According to legend, the pagoda got its name by an incident involving several Buddhist monks. During the Tang Dynasty Buddhist monks ate meat and one day the monks had no meat. They saw a group of wild geese flying overhead and a the monks said that he hopes that the Bodhisattva would send them meat. At that moment, one of the geese’ wings broke and it fell to the ground. All of the monks were shocked and at that point stopped eating meat. It is this incident which gave the pagoda the name ‘Big Wild Goose Pagoda’.

Built in 652 of the Tang Dynasty (618-907), the pagoda was built to store Buddhist Sutras brought back from India from the Buddhist monk Xuanzang. The monk traveled 17 years along the Silk Road to get to India and back home. He brought back 657 Buddhist Sutras, Buddhist Relics, and Buddhist Statues. Xuanzang was the first abbot of Da Ci’en Temple and supervised the pagoda’s construction.

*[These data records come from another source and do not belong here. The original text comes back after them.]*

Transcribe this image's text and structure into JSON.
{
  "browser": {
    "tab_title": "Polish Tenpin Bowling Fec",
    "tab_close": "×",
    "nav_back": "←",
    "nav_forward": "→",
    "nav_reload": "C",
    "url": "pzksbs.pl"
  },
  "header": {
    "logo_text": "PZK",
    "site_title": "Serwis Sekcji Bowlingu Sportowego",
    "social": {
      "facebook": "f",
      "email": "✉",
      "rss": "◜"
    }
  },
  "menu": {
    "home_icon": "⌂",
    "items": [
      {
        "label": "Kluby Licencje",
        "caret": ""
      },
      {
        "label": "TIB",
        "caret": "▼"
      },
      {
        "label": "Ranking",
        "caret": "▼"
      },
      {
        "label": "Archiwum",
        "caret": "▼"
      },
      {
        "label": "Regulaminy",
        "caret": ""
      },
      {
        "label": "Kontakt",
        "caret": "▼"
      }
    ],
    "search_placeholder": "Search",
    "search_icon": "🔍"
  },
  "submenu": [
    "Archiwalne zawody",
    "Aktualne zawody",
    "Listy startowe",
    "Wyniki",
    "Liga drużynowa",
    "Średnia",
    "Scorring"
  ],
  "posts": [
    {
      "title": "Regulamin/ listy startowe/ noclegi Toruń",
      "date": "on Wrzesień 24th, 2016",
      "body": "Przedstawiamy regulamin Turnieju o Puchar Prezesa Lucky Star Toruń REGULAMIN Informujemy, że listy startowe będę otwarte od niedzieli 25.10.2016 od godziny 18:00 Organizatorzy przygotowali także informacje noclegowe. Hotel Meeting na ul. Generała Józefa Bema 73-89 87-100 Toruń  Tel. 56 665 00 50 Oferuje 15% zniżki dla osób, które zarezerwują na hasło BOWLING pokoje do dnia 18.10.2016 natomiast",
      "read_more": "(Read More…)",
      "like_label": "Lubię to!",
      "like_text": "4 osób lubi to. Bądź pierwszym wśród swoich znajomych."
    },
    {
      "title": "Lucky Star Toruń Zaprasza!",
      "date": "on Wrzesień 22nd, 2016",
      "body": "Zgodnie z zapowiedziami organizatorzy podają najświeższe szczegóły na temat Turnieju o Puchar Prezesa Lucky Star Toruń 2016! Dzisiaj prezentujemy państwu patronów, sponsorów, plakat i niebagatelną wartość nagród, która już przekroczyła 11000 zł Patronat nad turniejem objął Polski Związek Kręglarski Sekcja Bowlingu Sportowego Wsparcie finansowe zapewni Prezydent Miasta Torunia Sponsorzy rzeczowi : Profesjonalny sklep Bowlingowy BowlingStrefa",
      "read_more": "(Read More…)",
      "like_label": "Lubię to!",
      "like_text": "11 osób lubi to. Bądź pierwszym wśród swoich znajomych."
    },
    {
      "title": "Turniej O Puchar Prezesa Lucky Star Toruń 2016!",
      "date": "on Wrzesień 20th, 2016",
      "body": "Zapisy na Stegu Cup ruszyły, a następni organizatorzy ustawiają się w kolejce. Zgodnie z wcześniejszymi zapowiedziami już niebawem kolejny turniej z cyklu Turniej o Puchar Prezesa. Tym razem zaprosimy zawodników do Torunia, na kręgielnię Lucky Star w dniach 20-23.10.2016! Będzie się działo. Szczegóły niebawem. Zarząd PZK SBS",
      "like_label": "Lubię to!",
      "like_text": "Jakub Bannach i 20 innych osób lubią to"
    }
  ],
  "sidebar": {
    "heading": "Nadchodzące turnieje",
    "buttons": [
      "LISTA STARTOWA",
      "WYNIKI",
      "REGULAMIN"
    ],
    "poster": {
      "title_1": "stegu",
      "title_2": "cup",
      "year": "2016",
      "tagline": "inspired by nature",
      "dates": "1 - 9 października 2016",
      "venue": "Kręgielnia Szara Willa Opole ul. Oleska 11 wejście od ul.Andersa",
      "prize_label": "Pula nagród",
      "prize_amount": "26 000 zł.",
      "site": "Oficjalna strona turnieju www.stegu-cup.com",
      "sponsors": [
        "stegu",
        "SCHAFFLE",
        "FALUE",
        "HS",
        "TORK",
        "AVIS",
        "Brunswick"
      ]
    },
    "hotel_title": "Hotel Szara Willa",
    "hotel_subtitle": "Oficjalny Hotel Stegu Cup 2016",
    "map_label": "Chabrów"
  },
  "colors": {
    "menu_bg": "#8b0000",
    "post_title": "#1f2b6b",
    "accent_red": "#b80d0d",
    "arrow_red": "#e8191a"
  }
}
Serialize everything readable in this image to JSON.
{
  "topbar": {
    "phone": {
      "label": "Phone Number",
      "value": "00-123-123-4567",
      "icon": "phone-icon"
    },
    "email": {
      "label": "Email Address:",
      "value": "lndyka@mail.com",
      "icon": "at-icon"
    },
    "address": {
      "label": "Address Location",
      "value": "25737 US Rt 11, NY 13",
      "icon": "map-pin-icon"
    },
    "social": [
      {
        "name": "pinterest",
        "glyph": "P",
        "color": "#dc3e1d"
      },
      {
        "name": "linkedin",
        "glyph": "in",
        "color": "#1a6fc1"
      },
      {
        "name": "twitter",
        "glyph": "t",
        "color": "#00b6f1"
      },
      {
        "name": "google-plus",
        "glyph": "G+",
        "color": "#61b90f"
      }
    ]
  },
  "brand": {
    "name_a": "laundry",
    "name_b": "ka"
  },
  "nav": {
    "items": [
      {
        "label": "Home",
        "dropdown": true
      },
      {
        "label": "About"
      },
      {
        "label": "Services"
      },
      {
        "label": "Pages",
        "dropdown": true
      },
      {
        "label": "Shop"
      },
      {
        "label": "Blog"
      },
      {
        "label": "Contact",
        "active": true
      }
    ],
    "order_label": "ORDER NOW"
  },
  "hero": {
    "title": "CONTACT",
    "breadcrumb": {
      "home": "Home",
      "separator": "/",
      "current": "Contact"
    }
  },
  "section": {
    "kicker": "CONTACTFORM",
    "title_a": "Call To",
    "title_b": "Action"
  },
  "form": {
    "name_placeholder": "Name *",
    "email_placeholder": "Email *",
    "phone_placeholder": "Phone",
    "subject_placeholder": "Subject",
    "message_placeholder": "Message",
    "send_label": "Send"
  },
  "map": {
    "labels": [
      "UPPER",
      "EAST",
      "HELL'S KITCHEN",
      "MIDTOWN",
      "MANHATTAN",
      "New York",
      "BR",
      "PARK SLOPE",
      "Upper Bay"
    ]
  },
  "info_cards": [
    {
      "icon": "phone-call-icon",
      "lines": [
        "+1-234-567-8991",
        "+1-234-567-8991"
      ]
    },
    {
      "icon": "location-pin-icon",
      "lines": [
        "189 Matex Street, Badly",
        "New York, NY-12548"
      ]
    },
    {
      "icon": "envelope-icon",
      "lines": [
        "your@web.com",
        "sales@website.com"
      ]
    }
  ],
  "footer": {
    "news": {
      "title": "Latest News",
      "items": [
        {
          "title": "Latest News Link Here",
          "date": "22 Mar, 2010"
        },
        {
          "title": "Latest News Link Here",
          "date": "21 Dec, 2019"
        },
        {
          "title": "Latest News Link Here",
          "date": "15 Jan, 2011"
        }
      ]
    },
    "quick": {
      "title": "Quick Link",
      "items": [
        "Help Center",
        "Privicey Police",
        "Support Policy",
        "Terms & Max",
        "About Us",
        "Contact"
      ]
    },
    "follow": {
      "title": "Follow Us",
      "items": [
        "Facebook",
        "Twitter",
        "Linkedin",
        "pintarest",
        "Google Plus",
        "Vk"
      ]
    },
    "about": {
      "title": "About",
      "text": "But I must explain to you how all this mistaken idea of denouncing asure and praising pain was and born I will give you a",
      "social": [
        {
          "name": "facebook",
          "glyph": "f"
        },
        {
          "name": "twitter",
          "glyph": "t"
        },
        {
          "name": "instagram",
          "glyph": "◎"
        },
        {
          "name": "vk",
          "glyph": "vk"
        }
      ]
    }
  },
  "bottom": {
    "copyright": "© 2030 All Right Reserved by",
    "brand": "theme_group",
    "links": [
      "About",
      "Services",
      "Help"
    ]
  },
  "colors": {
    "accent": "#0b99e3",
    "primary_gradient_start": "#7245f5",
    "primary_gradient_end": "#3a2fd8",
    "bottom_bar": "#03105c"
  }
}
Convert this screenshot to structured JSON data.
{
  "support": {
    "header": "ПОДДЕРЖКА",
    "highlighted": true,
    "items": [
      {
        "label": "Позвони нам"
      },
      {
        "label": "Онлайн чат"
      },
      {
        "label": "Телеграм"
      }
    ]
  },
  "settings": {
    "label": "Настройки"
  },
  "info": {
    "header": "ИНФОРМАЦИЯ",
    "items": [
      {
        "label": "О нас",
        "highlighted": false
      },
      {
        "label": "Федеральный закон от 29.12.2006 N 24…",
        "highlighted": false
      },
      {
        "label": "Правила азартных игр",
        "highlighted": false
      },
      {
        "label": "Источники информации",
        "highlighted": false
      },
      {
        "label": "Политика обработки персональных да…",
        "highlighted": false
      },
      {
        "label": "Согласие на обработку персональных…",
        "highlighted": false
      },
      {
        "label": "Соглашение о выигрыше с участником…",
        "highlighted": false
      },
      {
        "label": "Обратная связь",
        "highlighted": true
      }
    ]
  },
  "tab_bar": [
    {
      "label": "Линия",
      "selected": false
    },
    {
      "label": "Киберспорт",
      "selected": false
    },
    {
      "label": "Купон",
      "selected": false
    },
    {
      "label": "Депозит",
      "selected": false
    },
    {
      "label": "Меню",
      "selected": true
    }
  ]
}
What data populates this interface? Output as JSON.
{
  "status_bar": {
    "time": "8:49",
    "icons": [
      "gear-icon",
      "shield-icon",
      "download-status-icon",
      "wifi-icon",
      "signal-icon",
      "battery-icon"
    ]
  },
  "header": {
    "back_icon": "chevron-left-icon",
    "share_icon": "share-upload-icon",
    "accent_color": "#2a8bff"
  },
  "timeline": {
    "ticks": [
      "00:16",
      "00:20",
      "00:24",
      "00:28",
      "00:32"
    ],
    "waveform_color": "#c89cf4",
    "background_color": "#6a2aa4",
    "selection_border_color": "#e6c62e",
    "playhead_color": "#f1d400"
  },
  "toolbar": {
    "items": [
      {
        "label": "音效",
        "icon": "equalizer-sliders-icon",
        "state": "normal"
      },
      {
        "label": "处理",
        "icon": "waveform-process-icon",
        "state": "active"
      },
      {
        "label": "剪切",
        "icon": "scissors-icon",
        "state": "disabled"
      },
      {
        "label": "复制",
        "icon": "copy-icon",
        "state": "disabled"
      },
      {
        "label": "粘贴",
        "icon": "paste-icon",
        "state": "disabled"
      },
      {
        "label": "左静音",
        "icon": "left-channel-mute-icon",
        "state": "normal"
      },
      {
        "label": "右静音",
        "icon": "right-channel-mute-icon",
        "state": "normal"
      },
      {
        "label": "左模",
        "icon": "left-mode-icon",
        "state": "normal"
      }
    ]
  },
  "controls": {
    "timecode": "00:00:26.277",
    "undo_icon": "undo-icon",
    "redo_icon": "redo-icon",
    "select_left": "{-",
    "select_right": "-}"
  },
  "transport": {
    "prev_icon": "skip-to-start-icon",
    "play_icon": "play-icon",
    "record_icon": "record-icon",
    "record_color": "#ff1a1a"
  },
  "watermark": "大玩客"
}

The pagoda’s original height was 60 meters with 5 interior stories. It was built of rammed earth with a stone exterior. 50 years after its initial construction, the pagoda collapsed. In 704, the Empress Wu Zetian rebuilt the pagoda adding onto it, making it 10 stories high. In 1556, a massive earthquate damaged the pagoda and it was reduced by three stories to make it at its current height 64.5 meters high with 7 stories. In the Ming Dynasty (1368-1644), the pagoda was extensively repaired. Externally, the pagoda has four sides and is quite simple, yet elegant in design. Inside the pagoda is a spiraling staircase which allows visitors to climb the pagoda and get a bird’s eye view of the surrounding area. Each floor has four arched openings on each of its four sides. The walls are engraved with images of the Buddha which were carved in the Tang Dynasty.

Da Ci’en Temple
The temple complex which houses the pagoda was built in 648 to commemorate the death of a queen. The Emperor ordered the temple built and named it ‘Ci’en’, which means Mercy and Kindness. It was the largest and most beautiful temple in the country at that time. The temple today, occupies an area of 32,314 square meters, one seventh of the temple’s original size. The temple is dotted with ancient relics, and small garden areas. The temple’s beauty and peaceful atmosphere make it a wonderful addition to all China tours.